… so you can safely enjoy more of the sunshine vitamin
Good news for vitamin D fans! Health Canada has recently increased the maximum dose allowed for non-prescription oral vitamin D supplements to 2,500 IU per day for adults. The change comes after calls from consumers and industry professionals to better align with the growing body of research. This dosage is higher than Health Canada’s recommended dietary allowance—the required daily dosage to meet the needs of more than 97 percent of the population—which is 600 IU for most adults. (See a full listing of Health Canada’s recommended and maximum daily intake below.)
Welcome to vitamin D 101. Also known as the sunshine vitamin, this fat-soluble, essential vitamin aids in the regulation of calcium and phosphorous in our bodies. Because of this, vitamin D plays a very important role in building and maintaining our bones and teeth.
Compared to the other vitamins that are essential for good health, vitamin D is an outlier because it comes from multiple sources. It can be naturally found in a few foods—egg yolks and fatty fish—is added to fortified dairy products like milk, and can be consumed via supplements. However, the body also makes the vitamin when exposed to sunlight—hence the nickname.
Both vitamin D2, which is generally human-made and added in fortified foods, and D3, which is naturally synthesized in the skin and can be consumed through animal-based foods—are available in supplement form.
Many people don’t receive enough vitamin D from sunlight or dietary sources and may need to supplement. Season, weather, time of day, skin pigmentation, age, time spent outside, and wearing sunscreen (though a smart skincare decision) are all factors that affect, and can inhibit, the amount of vitamin D you receive.
Without the proper amount of vitamin D, the body absorbs less than 15 percent of the dietary calcium consumed, as opposed to 30 to 40 percent with adequate amounts. In addition, low vitamin D levels can lead to decreased levels of blood phosphorous and calcium, causing calcium to be drawn from the bones.
As such, vitamin D deficiency has been associated with several bone-related health risks, including rickets—a bone disease leading to soft bones and skeletal deformities—as well as osteomalacia (bone softening) in children, and osteoporosis (fragile bones) in adults.
More recently, several other health problems have been associated with vitamin D deficiency, including muscle weakness and bone pain, cognitive impairment as you age, cancer, increased risk of death due to cardiovascular disease, and asthma in children.

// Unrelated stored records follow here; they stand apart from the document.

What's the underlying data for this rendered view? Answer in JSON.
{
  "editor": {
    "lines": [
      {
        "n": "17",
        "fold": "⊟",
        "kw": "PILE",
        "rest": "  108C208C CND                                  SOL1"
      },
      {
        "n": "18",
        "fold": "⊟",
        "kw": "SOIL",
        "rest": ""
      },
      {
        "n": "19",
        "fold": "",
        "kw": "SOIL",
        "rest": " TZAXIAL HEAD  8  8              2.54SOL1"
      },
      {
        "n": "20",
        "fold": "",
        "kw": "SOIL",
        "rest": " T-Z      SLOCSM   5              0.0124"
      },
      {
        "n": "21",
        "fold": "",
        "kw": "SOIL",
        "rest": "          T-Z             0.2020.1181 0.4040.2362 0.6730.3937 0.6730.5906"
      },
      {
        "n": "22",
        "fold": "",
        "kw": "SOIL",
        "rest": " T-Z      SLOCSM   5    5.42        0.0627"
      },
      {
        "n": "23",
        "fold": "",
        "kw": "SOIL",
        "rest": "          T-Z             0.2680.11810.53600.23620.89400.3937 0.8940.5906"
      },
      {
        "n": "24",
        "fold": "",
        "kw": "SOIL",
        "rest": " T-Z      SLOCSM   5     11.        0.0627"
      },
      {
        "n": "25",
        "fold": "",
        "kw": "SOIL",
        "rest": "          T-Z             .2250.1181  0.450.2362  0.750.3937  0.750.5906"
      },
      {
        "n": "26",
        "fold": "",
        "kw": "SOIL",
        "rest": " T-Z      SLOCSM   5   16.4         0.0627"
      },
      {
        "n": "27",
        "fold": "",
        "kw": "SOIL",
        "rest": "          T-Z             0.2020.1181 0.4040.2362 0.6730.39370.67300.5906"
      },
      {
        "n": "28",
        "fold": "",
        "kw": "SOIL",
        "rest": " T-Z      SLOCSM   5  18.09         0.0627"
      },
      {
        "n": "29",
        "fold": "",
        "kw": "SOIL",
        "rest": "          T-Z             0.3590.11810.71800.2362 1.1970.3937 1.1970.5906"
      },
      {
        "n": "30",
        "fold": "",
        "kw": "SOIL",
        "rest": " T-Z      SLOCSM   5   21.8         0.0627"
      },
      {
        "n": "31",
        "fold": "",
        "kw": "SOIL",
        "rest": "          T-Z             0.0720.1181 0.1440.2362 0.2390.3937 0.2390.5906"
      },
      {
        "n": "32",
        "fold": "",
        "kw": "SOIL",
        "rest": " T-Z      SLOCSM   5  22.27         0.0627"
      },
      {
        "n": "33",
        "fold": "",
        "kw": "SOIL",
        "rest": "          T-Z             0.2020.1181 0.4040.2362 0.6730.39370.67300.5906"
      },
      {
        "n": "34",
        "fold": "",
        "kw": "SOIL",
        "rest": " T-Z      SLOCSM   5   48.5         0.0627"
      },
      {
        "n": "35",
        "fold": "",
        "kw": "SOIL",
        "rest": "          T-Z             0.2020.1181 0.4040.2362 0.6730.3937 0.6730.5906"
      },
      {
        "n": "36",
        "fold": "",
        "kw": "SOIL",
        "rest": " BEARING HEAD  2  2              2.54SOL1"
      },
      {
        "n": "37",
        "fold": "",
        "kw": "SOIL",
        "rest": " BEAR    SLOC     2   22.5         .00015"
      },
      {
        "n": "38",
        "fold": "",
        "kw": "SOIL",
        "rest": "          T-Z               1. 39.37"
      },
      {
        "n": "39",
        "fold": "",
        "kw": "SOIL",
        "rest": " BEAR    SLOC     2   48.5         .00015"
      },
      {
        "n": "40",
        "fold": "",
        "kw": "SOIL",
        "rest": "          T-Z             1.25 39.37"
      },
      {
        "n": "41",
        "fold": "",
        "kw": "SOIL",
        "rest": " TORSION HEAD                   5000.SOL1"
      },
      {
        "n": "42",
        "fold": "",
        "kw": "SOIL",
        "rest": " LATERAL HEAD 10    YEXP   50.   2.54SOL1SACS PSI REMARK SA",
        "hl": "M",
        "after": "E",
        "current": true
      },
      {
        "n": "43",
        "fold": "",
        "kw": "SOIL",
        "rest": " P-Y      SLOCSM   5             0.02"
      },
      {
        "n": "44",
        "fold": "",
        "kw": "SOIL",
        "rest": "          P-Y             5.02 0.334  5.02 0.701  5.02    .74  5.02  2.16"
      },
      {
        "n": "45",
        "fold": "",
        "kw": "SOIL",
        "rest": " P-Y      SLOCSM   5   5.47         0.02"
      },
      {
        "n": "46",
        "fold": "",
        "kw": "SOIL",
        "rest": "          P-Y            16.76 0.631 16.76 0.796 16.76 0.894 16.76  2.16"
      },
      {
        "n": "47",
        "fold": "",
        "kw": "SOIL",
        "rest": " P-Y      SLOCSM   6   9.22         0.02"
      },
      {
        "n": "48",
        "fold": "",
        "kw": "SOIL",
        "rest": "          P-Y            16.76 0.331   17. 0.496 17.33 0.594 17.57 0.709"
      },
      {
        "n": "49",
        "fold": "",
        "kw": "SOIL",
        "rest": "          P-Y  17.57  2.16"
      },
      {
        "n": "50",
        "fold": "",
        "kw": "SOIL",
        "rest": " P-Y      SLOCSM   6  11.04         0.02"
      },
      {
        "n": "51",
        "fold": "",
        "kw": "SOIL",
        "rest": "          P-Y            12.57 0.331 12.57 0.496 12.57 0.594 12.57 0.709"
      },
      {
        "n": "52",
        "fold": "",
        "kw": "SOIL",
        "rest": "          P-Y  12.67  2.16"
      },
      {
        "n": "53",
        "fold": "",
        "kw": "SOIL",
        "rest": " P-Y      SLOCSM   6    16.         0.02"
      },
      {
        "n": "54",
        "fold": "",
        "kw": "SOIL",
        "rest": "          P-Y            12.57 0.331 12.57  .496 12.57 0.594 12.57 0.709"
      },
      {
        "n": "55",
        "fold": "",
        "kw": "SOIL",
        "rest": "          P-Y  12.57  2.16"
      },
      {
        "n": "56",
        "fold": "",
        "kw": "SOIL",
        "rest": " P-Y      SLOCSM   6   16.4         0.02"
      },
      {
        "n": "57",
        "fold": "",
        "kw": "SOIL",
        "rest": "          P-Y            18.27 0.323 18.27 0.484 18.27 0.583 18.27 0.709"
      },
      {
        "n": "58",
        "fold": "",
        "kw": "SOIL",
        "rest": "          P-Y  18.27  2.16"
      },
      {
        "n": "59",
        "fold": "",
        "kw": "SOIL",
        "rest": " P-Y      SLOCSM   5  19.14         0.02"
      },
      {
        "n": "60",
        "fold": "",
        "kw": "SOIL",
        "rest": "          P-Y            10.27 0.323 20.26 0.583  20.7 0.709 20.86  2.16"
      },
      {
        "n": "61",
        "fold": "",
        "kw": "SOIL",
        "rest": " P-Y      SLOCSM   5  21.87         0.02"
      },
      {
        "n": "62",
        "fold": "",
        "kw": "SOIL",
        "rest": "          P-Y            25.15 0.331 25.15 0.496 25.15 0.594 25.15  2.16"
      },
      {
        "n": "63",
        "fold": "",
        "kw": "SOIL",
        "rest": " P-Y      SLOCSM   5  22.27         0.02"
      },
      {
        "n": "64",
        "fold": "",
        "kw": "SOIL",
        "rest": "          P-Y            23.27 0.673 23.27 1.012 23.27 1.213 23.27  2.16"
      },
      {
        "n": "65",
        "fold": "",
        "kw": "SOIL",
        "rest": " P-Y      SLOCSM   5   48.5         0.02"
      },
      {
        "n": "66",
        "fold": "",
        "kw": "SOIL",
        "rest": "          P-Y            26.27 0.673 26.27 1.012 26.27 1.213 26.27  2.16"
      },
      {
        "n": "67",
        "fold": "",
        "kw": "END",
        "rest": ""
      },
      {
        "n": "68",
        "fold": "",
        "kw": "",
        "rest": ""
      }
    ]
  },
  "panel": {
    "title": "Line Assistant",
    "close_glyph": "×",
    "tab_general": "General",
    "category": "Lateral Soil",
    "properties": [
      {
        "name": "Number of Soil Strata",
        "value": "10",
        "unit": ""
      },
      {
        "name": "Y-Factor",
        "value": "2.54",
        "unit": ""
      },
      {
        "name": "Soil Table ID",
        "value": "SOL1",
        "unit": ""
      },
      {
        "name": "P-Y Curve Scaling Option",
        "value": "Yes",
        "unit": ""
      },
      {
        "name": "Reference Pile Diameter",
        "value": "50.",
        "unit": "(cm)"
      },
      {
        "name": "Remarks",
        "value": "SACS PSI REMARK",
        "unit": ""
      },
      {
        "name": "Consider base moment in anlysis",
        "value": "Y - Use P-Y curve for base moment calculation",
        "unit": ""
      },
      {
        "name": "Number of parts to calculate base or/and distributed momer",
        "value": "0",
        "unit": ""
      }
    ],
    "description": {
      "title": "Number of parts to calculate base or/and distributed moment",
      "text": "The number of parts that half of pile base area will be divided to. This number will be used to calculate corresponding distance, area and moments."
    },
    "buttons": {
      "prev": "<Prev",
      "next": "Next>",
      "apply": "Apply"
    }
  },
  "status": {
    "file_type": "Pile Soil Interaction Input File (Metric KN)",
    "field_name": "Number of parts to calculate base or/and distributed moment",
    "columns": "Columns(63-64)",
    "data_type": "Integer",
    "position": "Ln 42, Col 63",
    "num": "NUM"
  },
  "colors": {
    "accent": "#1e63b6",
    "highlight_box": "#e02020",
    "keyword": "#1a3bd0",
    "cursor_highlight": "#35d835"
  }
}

If you’re not getting enough of the sunshine vitamin from food or sunlight, supplements are a great way to give you a boost. There are a variety of vitamin D supplements readily available, including tablets, soft-gels, liquid drops, and even gummies. For kids, there are children-specific capsules, tailored to the proper dose and for easy consumption, so the whole family can soak up the sunshine—even when you’re stuck indoors.
|Age||Recommended dietary allowance (RDA) per day||Tolerable upper intake level (UL) per day|
|Infants 0-6 months||400 IU (adequate intake)||1,000 IU|
|Infants 7-12 months||400 IU (adequate intake)||1,500 IU|
|Children 1-3 years||600 IU||2,500 IU|
|Children 4-8 years||600 IU||3,000 IU|
|Children and adults 9-70 years||600 IU||4,000 IU|
|Adults > 70 years||800 IU||4,000 IU|
|Pregnancy & lactation||600 IU||4,000 IU|
It’s important to note that consuming more than Health Canada’s recommended dietary allowance has not shown any additional benefits. Rather, exceeding the maximum recommended dosage can result in unfavorable or harmful side effects. Check with your health care practitioner to determine what’s ideal for you.